Willhite, the strategist, said she feels Clark “will hurt Lieberman the most, because lots of ground Lieberman is trying to claim Clark can claim. He’s a new face and voice.” She rates Lieberman’s chances to become the nominee “slim to none, and as they say where I come from, ‘slim left town.’”
Others are only a bit kinder. The contenders debated last week in Arizona, the most delegate-rich of the February 3 primary states, but Lieberman did not distinguish himself, according to one local observer. “Lieberman did fine in the debate,” wrote Arizona Republic columnist Robert Robb. “But nothing happened that gave him a superior claim on Arizona voters.
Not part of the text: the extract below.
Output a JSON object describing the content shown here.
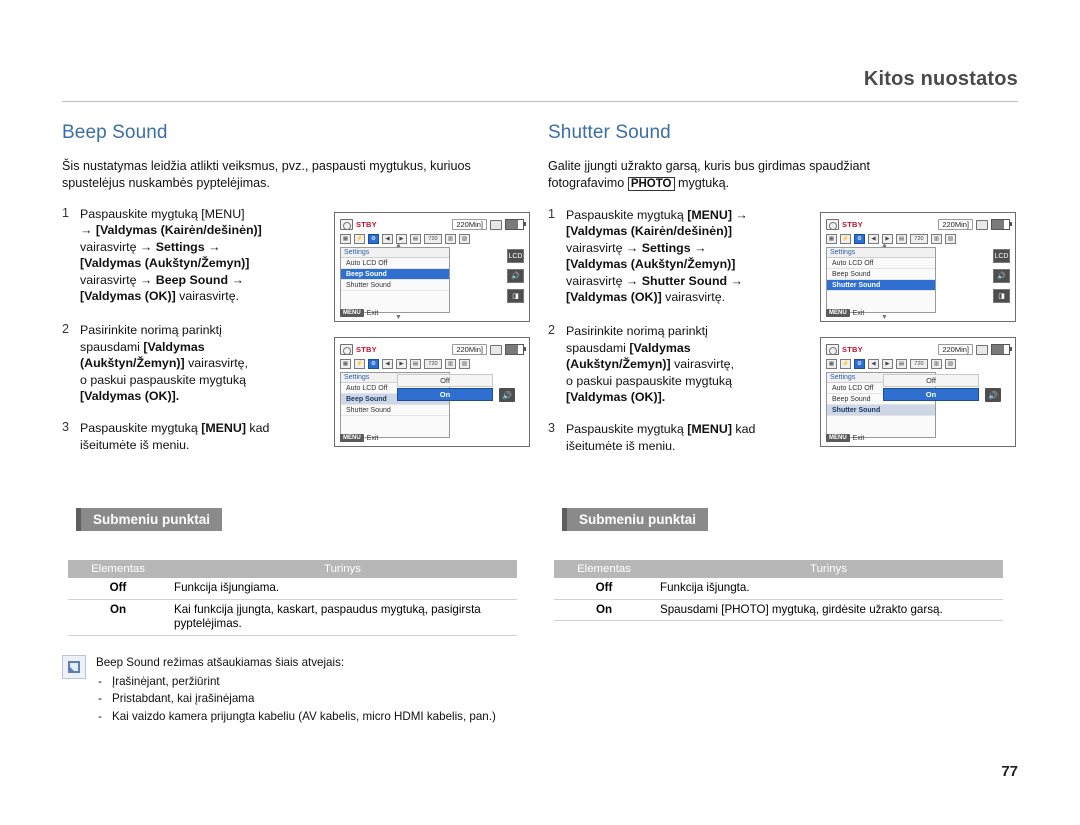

So, while he didn’t ‘lose’ the debate, it was a lost opportunity for him.”
Even at home Lieberman has cause to sigh: His approval rating in Connecticut has slipped from about 70% to the low 50s. “Some people are turned off by his running for president,” said Quinnipiac University pollster Douglas Schwartz, noting that sounding more like a partisan Democrat has cost Lieberman support among Republicans and independents.
Communications strategist Chris Lehane, a one-time adviser to Massachusetts Senator John Kerry who is in discussions to join Clark’s campaign, said that Lieberman’s problem is that he has failed to articulate a rationale for his presidential candidacy or to find a compelling message. Given the angry mood among Democratic primary voters, “he hasn’t tapped into that anger or found a voice that transcends that anger with a positive approach,” Lehane said, arguing that Dean had marshaled the anger while Clark was poised to contribute a constructive message with his theme of a “new patriotism.”
A campaign relaunch, complete with a big, new idea, Lehane said, “begs the question. You knew you were going to run for president for a while. Why wait to do it? It’s like a carton of milk: The expiration date runs quickly.”
“I do think it’s an enormous moment for Lieberman,” said Lehane, who was the Gore campaign staffer who broke the news to Lieberman that he had been chosen for the 2000 ticket. “When you get to the ‘New Coke’ phase, you’re going to find your voice, or it marks the beginning of the end.”